- _Work to be completed_:
With all pictures excluded, restate the records that follow exactly as written.

******

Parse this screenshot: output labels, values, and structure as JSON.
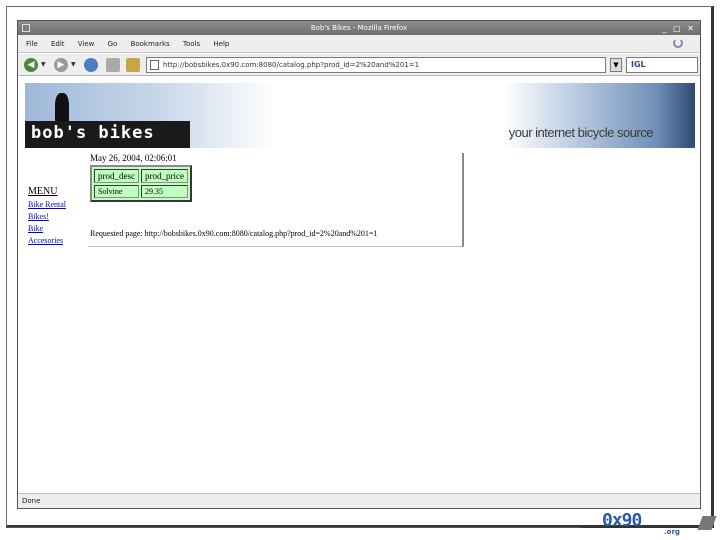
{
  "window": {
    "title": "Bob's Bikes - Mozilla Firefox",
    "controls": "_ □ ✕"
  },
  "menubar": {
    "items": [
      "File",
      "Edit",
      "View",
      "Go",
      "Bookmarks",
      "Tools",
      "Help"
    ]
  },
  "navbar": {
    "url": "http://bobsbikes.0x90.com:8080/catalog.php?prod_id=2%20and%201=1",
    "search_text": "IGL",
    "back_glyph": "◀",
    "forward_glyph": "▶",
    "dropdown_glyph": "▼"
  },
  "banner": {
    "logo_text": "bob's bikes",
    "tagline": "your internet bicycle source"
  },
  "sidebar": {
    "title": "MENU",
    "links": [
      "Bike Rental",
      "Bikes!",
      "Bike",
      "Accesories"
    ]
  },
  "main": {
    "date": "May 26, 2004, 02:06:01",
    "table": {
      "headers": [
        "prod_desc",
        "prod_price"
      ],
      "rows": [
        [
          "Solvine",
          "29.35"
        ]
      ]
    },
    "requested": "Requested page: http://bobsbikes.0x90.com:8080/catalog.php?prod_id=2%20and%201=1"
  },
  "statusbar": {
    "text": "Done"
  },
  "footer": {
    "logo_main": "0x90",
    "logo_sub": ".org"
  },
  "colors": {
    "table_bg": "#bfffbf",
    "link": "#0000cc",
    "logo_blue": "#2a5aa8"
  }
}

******

- _Expected output_:
Parse this screenshot: output labels, values, and structure as JSON.
{
  "window": {
    "title": "Bob's Bikes - Mozilla Firefox",
    "controls": "_ □ ✕"
  },
  "menubar": {
    "items": [
      "File",
      "Edit",
      "View",
      "Go",
      "Bookmarks",
      "Tools",
      "Help"
    ]
  },
  "navbar": {
    "url": "http://bobsbikes.0x90.com:8080/catalog.php?prod_id=2%20and%201=1",
    "search_text": "IGL",
    "back_glyph": "◀",
    "forward_glyph": "▶",
    "dropdown_glyph": "▼"
  },
  "banner": {
    "logo_text": "bob's bikes",
    "tagline": "your internet bicycle source"
  },
  "sidebar": {
    "title": "MENU",
    "links": [
      "Bike Rental",
      "Bikes!",
      "Bike",
      "Accesories"
    ]
  },
  "main": {
    "date": "May 26, 2004, 02:06:01",
    "table": {
      "headers": [
        "prod_desc",
        "prod_price"
      ],
      "rows": [
        [
          "Solvine",
          "29.35"
        ]
      ]
    },
    "requested": "Requested page: http://bobsbikes.0x90.com:8080/catalog.php?prod_id=2%20and%201=1"
  },
  "statusbar": {
    "text": "Done"
  },
  "footer": {
    "logo_main": "0x90",
    "logo_sub": ".org"
  },
  "colors": {
    "table_bg": "#bfffbf",
    "link": "#0000cc",
    "logo_blue": "#2a5aa8"
  }
}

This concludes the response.